No workplace like home?

What all the seminars, workshops and equal opportunities pledges were struggling to achieve may just have been turbocharged with the combination of a traumatic pandemic and tech. Pre-pandemic, Silicon companies like Facebook were renowned for their tasty workplace extras - offering everything from award-winning chefs in the staff restaurant, games rooms and gyms to tree-house break-out zones and meditation pods. Today, there may be no need to skateboard over to the brainstorm room. Meta’s 2022 Diversity Report states that around 75% of its teams are now working across multiple locations.“For the first time,” says Meta, “we’re hiring individuals who are fully remote and working from locations where we don’t have offices.” As a result, Meta has found its hiring pool suddenly much, much larger. With unprecedented access to talent around the globe, it’s been much better able to accelerate its diversity quota. It has doubled its hire rate on two key targets - Black and Hispanic employees in the US, and women around the globe. People with disabilities now make up 6.2% of the workforce, up from 4.7% in 2021. Along with 2.3% veterans and 10% LGBTQ+ identifiers, these figures seem to back up Meta’s statement that underrepresented people now make up 46.7% of its staff.

Remote works

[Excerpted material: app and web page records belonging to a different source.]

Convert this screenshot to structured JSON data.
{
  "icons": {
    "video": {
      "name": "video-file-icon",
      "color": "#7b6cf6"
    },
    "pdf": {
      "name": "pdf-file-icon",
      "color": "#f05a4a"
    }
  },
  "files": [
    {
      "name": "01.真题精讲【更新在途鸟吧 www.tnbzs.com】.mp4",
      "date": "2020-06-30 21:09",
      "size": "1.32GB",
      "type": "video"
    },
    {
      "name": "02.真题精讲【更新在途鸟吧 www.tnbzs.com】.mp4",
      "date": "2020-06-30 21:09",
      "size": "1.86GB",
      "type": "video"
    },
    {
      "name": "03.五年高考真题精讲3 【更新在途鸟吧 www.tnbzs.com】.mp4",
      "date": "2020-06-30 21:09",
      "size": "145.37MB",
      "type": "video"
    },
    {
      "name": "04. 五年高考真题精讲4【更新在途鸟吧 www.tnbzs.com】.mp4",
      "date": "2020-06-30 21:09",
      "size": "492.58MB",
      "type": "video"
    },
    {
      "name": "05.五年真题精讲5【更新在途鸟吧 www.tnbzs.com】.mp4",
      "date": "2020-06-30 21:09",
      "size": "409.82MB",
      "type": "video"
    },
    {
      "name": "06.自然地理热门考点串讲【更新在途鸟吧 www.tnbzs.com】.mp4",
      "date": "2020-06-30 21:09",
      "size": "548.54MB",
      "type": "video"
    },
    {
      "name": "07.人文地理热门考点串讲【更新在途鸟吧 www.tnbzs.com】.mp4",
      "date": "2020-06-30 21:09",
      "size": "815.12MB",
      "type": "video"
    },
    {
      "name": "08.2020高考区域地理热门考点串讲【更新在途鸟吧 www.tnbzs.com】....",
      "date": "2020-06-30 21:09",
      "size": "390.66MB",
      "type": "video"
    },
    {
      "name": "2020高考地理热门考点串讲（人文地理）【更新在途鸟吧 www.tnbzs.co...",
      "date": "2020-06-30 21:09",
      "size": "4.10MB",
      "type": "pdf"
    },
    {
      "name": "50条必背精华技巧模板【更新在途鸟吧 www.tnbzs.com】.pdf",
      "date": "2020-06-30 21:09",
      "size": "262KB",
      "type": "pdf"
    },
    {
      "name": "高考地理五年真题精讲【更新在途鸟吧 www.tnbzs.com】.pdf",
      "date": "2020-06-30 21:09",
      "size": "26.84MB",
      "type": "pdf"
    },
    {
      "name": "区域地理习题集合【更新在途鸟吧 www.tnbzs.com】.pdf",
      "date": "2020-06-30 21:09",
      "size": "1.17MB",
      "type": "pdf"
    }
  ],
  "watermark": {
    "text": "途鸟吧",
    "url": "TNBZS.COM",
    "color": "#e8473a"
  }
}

Remote hiring has to be a key factor in this. Our research shows that workers are confident remote work is here to stay: 57% say that they are sure they will work for companies around the world, on a report basis. That same research found that 54% of workers say they will have more power and options to choose where they will work in the future. But don’t take our word for it: Research by Future Forum in 2021 found that Black employees strongly prefer a remote or hybrid model of working. A staggering 97% of them, in fact. In the US only 3% wished to return to full-time in-person work, compared to 21% of white workers. In 2021 the UK government called for a national shift in favour of remote, hybrid and flexible working, after its Behavioural Insights Team found there was a 30% uptake of job applications for any role offering these options. Its then Minister for Women and Equalities, Liz Truss, called for employers to make flexible working a standard option to help level up the UK, boost opportunities for women and reduce geographic inequality. Invisible restrictions, such as the need to live close to the office in a city where the cost of renting is too high, or a gruelling daily commute, evaporate when remote working is an option. Parents with childcare commitments, home-based carers and people with disabilities are now on a much more level playing field. Age is less of a barrier. A tangibly youthful vibe in the office might once have disheartened a fifty-something job candidate, but virtual meetings help to showcase substance above appearance. So-called “silver workers” are a valuable resource both on their own merits and as a smart solution to talent scarcity.
The numbers are compelling, too.

16% of companies in the world (as at 2022) are now fully remote.

3-10% is the average rise in productivity

19% higher innovation revenues

A promise, not a panacea

Savings at the employee end can be significant, another big factor in boosting diversity. Rail commuters can hang on to a hefty chunk of their salary when they no longer need to squeeze into rush hour carriages five days a week. Also, the cost of dressing for work shrinks to, well, the top half. In fact, estimated savings for remote workers in the US are around $7,000. Of course, for some - 16-24-year-olds in particular - escape is to the office, not from it. We have to remember that remote working is not a panacea. The three biggest challenges are unplugging after work (22%), loneliness (19%), and communication / collaboration (17%). But going by the statistics and the global conversation, remote and hybrid working is part of a new employment landscape, where equality and inclusivity sit on the horizon. It’s a CDO’s dream. While many obstacles remain between where we are today and a truly equitable workplace, the huge changes of the last two years should help give CDOs the tools and support they need to move us further towards that goal.